The drawing shows a Lifter connected to a piston water pump. Using a Lifter to collect and store energy is what a Lifter does best and here the weight carried by the Carriage is raised to a sufficient height that, when released, can drive the pump.
The weight of the water in the pipe is a product of the pipe diameter and depth. A 4 inch pipe reaching a water source 500 feet below ground would contain water weighing about 2700 pounds. This is way too heavy to be lifted manually. However, with a Lifter the power needed can incrementally be applied in small tilting actions. A Lifter configured with one of several different tilting mechanisms can tilt up a 2700 lb Carriage and when allowed to drop from a specified height, bring up an equivalent amount of water based on the height of the Lifter. If a Lifter of this size were 33 feet high then each drop cycle would bring up:
( 33 / 500 ) x 2700 lbs = 178 lbs of water or 21 gallons
One may vary the weight in the Carriage, Lifter height and the Power Transfer Assembly to achieve a desired water delivery output based upon the depth of the well and the size of the pipe.
Lifter Used to Pump Deep Static Water
Other types of reciprocating pumps might also be used. Water moving systems such as paddle-wheels, screws, water ladders, etc. might all benefit by making a Lifter its prime mover.

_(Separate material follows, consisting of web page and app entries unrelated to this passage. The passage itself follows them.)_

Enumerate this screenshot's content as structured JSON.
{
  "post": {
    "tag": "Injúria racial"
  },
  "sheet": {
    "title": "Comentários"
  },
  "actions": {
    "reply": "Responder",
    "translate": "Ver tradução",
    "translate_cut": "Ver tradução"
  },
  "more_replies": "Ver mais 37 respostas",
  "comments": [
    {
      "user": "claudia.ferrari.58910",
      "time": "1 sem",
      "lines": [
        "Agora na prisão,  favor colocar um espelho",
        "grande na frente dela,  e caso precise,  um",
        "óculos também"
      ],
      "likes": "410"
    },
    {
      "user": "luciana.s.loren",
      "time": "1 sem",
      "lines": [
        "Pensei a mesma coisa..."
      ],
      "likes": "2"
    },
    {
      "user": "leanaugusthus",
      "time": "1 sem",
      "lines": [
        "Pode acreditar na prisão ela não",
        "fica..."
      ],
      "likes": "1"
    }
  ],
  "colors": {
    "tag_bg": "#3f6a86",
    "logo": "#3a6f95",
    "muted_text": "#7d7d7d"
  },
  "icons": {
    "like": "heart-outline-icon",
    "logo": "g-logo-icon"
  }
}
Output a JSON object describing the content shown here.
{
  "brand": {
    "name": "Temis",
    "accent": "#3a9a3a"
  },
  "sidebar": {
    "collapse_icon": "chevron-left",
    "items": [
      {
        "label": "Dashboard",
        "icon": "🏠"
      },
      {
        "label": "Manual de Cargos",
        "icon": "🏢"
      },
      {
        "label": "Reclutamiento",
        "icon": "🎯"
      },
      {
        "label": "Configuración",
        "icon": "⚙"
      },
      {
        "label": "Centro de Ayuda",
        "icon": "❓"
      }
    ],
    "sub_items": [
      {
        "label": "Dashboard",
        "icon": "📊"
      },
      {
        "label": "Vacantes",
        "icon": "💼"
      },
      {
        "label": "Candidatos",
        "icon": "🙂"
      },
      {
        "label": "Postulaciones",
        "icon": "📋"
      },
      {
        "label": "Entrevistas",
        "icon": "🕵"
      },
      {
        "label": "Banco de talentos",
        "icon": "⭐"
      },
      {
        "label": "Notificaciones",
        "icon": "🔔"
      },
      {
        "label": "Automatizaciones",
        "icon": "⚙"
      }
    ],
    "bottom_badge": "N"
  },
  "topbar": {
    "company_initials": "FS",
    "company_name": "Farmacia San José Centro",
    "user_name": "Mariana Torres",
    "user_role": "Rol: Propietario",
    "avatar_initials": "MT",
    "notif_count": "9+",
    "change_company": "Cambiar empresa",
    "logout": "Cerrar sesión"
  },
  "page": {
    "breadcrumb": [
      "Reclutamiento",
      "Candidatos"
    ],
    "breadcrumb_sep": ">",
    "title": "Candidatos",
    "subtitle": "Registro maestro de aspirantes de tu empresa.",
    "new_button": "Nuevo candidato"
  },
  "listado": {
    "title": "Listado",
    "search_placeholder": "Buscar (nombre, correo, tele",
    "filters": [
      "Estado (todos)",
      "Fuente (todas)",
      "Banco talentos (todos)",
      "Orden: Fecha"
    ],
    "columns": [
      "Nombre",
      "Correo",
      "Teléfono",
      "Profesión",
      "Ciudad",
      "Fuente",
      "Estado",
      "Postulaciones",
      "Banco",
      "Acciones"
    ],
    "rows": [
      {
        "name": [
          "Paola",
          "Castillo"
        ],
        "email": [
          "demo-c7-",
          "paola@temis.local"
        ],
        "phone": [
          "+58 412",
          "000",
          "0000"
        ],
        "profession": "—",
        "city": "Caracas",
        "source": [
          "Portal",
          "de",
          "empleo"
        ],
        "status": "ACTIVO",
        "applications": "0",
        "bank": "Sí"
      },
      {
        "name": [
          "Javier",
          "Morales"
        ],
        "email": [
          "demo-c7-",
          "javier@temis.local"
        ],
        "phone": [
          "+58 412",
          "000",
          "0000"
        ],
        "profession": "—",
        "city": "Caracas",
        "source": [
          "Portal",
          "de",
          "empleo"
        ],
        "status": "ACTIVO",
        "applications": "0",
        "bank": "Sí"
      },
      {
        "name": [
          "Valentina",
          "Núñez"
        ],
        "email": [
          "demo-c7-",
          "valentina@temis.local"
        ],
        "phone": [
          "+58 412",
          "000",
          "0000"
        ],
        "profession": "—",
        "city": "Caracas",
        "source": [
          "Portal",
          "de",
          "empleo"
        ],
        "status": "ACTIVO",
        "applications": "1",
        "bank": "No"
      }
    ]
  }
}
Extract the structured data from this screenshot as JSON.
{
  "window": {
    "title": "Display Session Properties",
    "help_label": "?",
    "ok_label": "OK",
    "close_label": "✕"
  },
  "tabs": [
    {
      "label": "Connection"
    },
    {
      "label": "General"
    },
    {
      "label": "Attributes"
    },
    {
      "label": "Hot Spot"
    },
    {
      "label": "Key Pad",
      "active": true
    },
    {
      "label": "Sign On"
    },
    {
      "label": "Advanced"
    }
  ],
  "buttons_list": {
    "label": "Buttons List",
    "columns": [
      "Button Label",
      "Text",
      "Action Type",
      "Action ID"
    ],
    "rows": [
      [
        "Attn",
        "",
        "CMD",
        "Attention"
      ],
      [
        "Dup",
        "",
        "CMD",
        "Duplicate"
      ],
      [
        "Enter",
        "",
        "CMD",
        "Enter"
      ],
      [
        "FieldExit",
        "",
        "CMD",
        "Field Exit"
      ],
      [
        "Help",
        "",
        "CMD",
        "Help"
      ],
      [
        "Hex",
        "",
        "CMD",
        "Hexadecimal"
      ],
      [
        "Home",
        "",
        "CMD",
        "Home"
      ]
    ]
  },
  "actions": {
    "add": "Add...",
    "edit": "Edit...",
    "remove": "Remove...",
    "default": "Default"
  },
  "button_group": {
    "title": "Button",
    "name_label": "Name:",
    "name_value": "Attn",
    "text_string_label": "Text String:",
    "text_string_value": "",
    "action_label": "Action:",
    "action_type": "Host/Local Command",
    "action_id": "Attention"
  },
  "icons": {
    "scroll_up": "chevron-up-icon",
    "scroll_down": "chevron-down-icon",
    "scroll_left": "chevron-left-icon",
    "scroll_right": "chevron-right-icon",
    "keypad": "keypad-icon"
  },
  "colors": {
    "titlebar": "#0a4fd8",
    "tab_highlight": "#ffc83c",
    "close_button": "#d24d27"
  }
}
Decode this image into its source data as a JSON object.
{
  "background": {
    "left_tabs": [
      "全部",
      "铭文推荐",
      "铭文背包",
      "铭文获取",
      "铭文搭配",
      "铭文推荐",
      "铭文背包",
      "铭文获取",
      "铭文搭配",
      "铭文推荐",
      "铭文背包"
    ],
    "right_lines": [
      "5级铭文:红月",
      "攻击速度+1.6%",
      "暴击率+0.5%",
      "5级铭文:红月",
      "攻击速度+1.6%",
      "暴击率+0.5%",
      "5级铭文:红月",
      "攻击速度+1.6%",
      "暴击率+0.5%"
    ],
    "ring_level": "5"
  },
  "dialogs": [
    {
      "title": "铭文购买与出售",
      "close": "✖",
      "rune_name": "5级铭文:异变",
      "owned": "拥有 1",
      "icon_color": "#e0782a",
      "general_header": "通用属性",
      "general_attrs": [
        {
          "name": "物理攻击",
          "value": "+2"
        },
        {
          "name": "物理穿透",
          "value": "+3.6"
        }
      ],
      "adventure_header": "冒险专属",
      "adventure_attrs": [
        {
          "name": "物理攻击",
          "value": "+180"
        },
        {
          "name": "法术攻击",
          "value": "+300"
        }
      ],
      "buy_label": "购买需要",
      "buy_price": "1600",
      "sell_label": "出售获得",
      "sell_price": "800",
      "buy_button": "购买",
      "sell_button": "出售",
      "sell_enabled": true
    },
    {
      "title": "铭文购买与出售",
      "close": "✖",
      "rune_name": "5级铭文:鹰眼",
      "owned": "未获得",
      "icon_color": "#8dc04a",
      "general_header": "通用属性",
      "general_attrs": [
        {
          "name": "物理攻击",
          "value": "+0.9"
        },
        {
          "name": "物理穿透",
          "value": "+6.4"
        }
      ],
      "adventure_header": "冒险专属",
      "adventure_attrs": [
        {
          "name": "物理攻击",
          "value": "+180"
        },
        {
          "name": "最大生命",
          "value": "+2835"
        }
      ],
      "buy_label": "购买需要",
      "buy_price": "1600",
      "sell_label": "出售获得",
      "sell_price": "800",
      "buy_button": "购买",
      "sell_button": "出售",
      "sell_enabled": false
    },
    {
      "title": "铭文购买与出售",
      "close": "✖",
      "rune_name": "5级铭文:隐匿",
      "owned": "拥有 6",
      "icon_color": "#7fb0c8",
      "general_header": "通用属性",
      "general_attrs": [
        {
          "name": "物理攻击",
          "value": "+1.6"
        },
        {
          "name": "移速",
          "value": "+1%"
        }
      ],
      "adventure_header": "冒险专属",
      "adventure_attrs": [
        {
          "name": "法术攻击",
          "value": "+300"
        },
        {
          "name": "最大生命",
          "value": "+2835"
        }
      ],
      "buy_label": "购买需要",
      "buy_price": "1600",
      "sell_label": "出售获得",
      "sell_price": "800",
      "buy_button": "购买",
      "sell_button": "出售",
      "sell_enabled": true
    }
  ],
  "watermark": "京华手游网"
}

The World Health Organization has a PDF describing several pumps that might be mechanized with a Lifter. Water-lifting devices